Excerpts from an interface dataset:

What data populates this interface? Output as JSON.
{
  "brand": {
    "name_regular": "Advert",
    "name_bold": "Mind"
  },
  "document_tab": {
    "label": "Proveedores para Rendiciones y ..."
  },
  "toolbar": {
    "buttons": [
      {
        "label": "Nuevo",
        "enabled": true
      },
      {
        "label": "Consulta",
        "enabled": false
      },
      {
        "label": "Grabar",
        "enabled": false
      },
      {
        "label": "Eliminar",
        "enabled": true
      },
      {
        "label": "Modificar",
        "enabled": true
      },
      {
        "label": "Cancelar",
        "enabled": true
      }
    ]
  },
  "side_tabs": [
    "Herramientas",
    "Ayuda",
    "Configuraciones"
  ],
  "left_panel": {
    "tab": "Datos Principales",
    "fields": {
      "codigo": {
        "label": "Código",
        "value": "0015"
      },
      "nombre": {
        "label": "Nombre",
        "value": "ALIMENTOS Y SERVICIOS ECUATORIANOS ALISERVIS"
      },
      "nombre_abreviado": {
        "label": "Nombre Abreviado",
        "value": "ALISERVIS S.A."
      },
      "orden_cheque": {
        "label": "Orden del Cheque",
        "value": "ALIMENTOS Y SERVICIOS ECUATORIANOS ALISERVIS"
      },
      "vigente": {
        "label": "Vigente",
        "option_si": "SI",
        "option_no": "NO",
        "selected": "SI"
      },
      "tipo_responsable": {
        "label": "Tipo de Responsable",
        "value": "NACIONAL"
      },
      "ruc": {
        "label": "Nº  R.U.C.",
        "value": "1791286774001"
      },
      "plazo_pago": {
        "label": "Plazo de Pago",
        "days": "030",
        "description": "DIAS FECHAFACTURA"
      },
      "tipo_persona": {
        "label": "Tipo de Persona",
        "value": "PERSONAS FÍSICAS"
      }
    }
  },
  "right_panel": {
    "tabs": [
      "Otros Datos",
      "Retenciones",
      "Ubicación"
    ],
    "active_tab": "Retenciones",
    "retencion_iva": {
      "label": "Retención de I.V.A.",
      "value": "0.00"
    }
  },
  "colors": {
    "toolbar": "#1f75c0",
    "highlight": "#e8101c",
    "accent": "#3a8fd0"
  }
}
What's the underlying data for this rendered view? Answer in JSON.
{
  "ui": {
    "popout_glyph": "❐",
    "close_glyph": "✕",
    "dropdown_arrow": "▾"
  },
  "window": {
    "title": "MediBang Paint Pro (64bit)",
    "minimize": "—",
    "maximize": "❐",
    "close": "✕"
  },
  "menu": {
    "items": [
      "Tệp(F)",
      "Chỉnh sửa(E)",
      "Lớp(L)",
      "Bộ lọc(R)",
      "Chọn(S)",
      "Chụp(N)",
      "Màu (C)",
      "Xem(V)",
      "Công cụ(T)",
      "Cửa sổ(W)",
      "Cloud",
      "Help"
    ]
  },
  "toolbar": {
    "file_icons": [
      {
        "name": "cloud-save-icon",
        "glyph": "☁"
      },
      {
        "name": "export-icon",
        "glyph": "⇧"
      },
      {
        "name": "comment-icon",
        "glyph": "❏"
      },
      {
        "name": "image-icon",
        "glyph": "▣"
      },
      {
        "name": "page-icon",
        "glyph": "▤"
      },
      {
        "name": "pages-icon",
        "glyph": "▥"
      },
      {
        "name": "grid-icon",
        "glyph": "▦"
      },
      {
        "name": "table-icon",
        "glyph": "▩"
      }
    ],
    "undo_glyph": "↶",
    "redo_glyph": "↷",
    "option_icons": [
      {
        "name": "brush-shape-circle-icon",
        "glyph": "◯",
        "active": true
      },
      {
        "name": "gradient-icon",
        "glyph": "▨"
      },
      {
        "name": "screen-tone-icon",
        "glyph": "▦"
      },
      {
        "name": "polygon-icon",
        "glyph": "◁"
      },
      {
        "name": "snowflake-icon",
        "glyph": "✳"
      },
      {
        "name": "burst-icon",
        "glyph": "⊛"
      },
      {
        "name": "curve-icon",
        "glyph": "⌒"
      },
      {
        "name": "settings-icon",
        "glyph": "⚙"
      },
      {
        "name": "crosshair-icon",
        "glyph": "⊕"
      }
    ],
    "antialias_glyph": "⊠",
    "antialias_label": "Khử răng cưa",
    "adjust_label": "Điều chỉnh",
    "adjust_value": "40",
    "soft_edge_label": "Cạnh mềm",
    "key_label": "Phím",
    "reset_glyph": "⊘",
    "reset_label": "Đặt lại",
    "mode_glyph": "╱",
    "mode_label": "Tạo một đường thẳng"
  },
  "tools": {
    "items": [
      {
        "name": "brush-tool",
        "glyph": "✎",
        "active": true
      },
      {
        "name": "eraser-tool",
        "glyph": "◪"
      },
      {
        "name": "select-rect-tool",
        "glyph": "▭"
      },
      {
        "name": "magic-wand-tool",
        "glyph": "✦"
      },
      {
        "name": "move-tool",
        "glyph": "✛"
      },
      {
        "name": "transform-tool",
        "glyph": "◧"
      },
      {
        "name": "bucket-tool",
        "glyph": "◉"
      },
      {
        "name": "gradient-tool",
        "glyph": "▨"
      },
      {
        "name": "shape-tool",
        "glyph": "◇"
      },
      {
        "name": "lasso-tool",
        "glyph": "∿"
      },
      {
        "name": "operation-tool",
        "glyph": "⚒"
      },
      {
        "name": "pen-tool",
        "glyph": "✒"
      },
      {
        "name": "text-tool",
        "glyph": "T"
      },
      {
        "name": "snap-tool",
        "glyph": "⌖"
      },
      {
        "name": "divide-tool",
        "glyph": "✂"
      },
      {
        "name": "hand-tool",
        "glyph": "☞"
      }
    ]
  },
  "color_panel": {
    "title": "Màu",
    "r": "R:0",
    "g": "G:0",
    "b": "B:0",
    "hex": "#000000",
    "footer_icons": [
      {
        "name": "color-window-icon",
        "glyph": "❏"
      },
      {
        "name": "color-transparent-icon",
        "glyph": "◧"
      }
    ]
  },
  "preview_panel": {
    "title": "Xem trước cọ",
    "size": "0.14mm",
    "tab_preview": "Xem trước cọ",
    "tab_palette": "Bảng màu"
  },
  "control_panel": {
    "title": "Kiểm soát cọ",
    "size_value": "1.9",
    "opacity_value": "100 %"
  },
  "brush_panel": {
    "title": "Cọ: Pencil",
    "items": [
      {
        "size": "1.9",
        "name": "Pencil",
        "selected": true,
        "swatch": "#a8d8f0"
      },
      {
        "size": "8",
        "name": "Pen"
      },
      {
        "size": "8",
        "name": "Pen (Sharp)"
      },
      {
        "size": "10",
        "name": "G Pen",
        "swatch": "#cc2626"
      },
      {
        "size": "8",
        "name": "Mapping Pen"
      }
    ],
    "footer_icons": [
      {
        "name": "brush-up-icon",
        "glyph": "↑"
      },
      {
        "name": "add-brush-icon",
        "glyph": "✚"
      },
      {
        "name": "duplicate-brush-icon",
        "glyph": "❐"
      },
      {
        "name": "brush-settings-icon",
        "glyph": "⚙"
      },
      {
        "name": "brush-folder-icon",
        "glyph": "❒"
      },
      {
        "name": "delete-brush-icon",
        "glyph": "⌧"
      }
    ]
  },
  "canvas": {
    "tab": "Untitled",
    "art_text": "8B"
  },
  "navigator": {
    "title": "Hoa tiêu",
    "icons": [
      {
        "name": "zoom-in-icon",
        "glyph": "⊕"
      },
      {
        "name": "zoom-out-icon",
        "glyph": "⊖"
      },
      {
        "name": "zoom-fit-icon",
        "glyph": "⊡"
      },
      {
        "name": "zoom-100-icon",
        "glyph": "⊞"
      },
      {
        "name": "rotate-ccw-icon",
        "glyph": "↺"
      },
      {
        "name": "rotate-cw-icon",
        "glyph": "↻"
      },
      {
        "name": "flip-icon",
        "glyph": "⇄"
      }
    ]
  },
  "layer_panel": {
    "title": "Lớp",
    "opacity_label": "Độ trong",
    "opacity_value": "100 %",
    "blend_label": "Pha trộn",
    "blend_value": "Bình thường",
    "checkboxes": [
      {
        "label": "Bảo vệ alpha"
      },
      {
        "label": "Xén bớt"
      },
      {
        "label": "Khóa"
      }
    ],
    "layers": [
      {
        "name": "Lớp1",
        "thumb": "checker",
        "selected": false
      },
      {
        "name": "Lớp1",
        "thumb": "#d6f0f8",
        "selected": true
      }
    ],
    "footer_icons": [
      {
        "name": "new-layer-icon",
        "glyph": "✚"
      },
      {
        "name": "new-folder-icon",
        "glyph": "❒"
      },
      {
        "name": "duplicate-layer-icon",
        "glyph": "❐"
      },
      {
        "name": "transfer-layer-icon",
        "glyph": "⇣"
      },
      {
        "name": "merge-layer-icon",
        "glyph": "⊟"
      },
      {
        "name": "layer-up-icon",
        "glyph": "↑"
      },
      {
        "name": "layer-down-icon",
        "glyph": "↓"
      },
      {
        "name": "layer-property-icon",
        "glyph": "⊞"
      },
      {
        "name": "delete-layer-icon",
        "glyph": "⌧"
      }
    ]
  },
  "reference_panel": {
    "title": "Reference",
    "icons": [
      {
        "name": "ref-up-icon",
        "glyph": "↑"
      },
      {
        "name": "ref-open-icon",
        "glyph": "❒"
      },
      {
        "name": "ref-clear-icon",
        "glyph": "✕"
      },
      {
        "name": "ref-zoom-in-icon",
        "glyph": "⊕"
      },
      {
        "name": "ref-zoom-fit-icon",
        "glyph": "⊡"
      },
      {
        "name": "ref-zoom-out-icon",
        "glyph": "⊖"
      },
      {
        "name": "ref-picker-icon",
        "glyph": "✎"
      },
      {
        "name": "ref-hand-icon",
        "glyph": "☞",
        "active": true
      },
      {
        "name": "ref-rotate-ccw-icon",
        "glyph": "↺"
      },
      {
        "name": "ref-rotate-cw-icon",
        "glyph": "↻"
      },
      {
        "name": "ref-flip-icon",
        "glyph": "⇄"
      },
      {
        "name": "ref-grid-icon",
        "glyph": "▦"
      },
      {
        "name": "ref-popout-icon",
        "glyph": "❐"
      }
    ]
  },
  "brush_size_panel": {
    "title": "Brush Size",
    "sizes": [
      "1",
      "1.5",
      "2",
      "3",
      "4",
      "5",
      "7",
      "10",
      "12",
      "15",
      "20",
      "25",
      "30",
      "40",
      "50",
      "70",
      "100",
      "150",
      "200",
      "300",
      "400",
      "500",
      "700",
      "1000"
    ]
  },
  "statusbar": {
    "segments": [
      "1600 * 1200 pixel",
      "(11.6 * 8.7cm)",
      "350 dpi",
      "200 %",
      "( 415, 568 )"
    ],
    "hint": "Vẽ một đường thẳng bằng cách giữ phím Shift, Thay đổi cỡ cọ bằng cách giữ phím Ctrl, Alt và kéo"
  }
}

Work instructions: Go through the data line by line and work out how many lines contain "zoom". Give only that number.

Solution: 7